WORK ITEM
Among the lines of the data, copy those that hold "icon".
=-=-=-=-=
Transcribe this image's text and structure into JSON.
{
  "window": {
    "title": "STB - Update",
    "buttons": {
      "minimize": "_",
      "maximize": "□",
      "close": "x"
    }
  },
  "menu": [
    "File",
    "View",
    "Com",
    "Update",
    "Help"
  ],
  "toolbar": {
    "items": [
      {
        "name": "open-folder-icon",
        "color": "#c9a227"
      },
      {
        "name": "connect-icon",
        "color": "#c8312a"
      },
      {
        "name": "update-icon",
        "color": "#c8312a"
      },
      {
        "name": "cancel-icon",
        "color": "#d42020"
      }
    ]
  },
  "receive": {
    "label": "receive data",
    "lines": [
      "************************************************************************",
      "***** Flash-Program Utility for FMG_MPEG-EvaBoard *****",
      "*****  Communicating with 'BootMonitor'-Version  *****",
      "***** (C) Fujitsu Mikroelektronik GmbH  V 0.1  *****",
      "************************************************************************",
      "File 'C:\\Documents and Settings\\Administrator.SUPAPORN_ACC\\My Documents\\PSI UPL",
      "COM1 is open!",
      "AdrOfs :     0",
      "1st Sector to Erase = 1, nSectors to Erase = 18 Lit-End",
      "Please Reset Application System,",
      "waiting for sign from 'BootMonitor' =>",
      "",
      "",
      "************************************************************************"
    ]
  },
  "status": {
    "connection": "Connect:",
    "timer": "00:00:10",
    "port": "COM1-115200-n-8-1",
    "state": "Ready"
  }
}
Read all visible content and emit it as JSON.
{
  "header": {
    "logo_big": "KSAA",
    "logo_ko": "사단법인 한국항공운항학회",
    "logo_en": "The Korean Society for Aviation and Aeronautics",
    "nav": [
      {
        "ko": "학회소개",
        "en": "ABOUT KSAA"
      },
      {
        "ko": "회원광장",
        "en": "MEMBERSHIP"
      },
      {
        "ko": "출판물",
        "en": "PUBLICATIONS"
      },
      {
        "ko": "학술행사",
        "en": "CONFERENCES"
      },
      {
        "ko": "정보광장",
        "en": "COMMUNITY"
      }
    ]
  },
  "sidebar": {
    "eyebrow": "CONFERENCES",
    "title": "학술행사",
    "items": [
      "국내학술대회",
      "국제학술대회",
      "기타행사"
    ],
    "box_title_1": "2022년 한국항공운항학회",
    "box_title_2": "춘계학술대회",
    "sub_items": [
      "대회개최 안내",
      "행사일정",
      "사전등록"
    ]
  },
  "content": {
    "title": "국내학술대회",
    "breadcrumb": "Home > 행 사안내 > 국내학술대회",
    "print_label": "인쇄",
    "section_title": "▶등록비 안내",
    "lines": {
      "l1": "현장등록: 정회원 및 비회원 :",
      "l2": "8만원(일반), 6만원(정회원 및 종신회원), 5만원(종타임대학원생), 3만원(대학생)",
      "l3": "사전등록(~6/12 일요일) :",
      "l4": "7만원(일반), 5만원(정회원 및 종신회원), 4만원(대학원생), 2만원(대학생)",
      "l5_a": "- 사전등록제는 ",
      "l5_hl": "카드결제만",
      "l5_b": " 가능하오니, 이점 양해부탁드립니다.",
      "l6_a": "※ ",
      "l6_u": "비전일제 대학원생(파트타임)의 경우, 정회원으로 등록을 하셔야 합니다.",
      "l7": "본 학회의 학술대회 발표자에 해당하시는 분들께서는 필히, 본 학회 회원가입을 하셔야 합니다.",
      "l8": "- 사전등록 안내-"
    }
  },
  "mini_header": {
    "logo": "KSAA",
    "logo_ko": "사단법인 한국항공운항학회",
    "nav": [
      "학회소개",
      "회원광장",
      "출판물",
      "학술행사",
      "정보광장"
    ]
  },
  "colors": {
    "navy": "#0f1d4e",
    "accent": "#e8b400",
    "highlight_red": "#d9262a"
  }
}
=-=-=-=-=
ANSWER SECTION
        "name": "open-folder-icon",
        "name": "connect-icon",
        "name": "update-icon",
        "name": "cancel-icon",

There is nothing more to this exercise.